Another effect is the way the henge itself reflects sound. We have had some large musical events at the henge. At several, the stage was not in the centre of the henge, but outside the circle with its back almost touching the Artemis statue. The sound control tent was in the middle of the field on the eastern side of the henge, some 50m or more away.

When setting up the sound, the sound controller would call instructions to his workers in and around the stage. Every command was echoed back perfectly by the henge. I wondered how they would get on during the performance but it they must have controlled the echoes as it did not cause a problem. 

When the large stage was set up, the large speakers were just next to the stage, facing away from the henge. During the set up, the sound was so loud that I found it uncomfortable at the house full paddock distant. However, the quietest place was at the centre of the henge. Here it was possible to have a conversation without difficulty.

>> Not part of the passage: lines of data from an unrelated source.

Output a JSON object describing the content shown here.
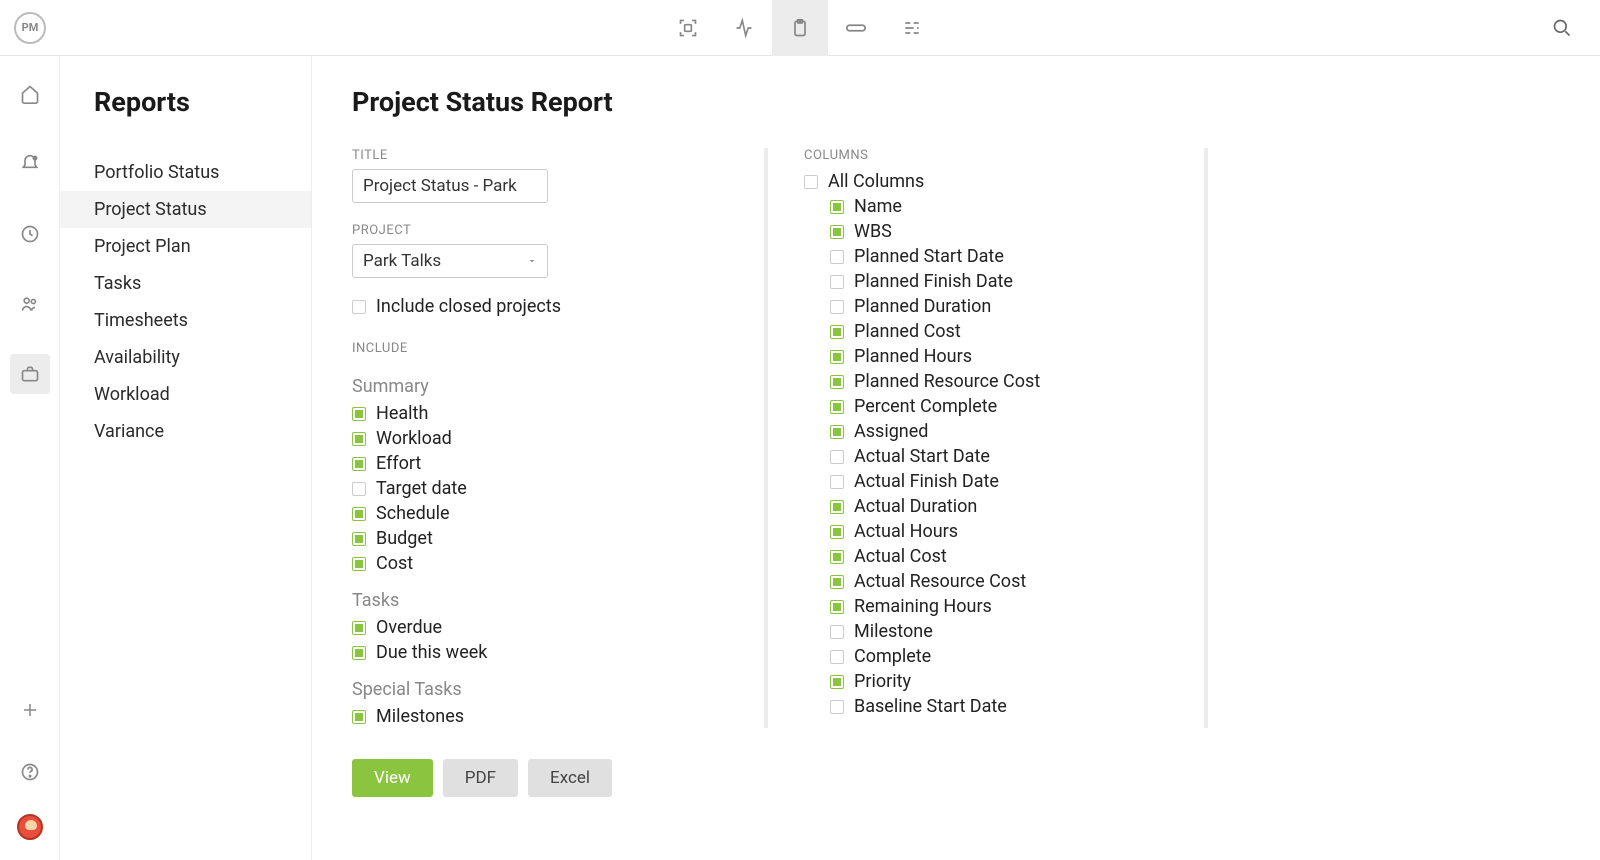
{
  "app": {
    "logo_text": "PM"
  },
  "sidebar": {
    "title": "Reports",
    "items": [
      {
        "label": "Portfolio Status",
        "active": false
      },
      {
        "label": "Project Status",
        "active": true
      },
      {
        "label": "Project Plan",
        "active": false
      },
      {
        "label": "Tasks",
        "active": false
      },
      {
        "label": "Timesheets",
        "active": false
      },
      {
        "label": "Availability",
        "active": false
      },
      {
        "label": "Workload",
        "active": false
      },
      {
        "label": "Variance",
        "active": false
      }
    ]
  },
  "page": {
    "title": "Project Status Report",
    "labels": {
      "title": "TITLE",
      "project": "PROJECT",
      "include": "INCLUDE",
      "columns": "COLUMNS"
    },
    "title_value": "Project Status - Park",
    "project_value": "Park Talks",
    "include_closed_label": "Include closed projects",
    "include_closed_checked": false,
    "include_groups": [
      {
        "heading": "Summary",
        "items": [
          {
            "label": "Health",
            "checked": true
          },
          {
            "label": "Workload",
            "checked": true
          },
          {
            "label": "Effort",
            "checked": true
          },
          {
            "label": "Target date",
            "checked": false
          },
          {
            "label": "Schedule",
            "checked": true
          },
          {
            "label": "Budget",
            "checked": true
          },
          {
            "label": "Cost",
            "checked": true
          }
        ]
      },
      {
        "heading": "Tasks",
        "items": [
          {
            "label": "Overdue",
            "checked": true
          },
          {
            "label": "Due this week",
            "checked": true
          }
        ]
      },
      {
        "heading": "Special Tasks",
        "items": [
          {
            "label": "Milestones",
            "checked": true
          }
        ]
      }
    ],
    "columns_all_label": "All Columns",
    "columns_all_checked": false,
    "columns": [
      {
        "label": "Name",
        "checked": true
      },
      {
        "label": "WBS",
        "checked": true
      },
      {
        "label": "Planned Start Date",
        "checked": false
      },
      {
        "label": "Planned Finish Date",
        "checked": false
      },
      {
        "label": "Planned Duration",
        "checked": false
      },
      {
        "label": "Planned Cost",
        "checked": true
      },
      {
        "label": "Planned Hours",
        "checked": true
      },
      {
        "label": "Planned Resource Cost",
        "checked": true
      },
      {
        "label": "Percent Complete",
        "checked": true
      },
      {
        "label": "Assigned",
        "checked": true
      },
      {
        "label": "Actual Start Date",
        "checked": false
      },
      {
        "label": "Actual Finish Date",
        "checked": false
      },
      {
        "label": "Actual Duration",
        "checked": true
      },
      {
        "label": "Actual Hours",
        "checked": true
      },
      {
        "label": "Actual Cost",
        "checked": true
      },
      {
        "label": "Actual Resource Cost",
        "checked": true
      },
      {
        "label": "Remaining Hours",
        "checked": true
      },
      {
        "label": "Milestone",
        "checked": false
      },
      {
        "label": "Complete",
        "checked": false
      },
      {
        "label": "Priority",
        "checked": true
      },
      {
        "label": "Baseline Start Date",
        "checked": false
      }
    ],
    "buttons": {
      "view": "View",
      "pdf": "PDF",
      "excel": "Excel"
    }
  }
}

I have often been amused by mothers located a 100m away from the henge, near the Visitors’ centre but with a clear line of sight to henge, who call their children who are still in the henge area. The henge amplifies their voice, and they looked so shocked at the noise they have made. Quite often they cover their mouths and look around to see if anyone noticed.

When mustering sheep we have also noticed that in some places what is said in the henge can be easily heard over 100m away. I have heard my husband talking to workers at the henge from the gate to the property. I was probably 200m from where he was. The strange thing is that if you move even a little bit, it is not possible to hear anything from the henge.

One of the first big events we had after the opening, was a Druid event. During this ceremony, the Druids march in a circle within the circle of stones, chanting their Arwen chant. At this ceremony the TV crew came to photograph the Druids. 

The first thing we noticed, after the chant began, was all the birds in the area for some distance, flying into the air. This is unusual in New Zealand and we do not have the sort of mass migrations that happen in Europe. 

The next thing that occurred, was that all animals that were, at that time, down the hill came racing up to the fence around the henge. A bull in the herd started bellowing, and was answered by another in an adjoining property. An old horse that came with the cattle started to behave as it was training in the Spanish Riding School. It pranced up and down, lifting is hooves as if to music, head held high and tail swishing. It was quite a sight. The TV camera operators did not seem to know what to photograph – Druids or animals. I was late arriving, due to processing late arrivals, and I just enjoyed the entire spectacle.

We encourage everyone who visits the henge to experiment and enjoy the sound effects in the henge and universally they are surprised at the effects they obtain there. Henges are fun places really. I am sure our ancestors used them to great dramatic effect.

References:

Acoustic and aural research at timber and stone circles Authors Victor Reijs, ma.victor.reijs@gmail.com, ORCID: http://orcid.org/0000-0003-1429-0750, Reinhard Mussik, reinhard.mussik@gmail.com

Songs of the Stones: An Investigation into the Acoustic Culture of Stonehenge Dr. Rupert Till University of Huddersfield, UK.

Watching the equinox sunrise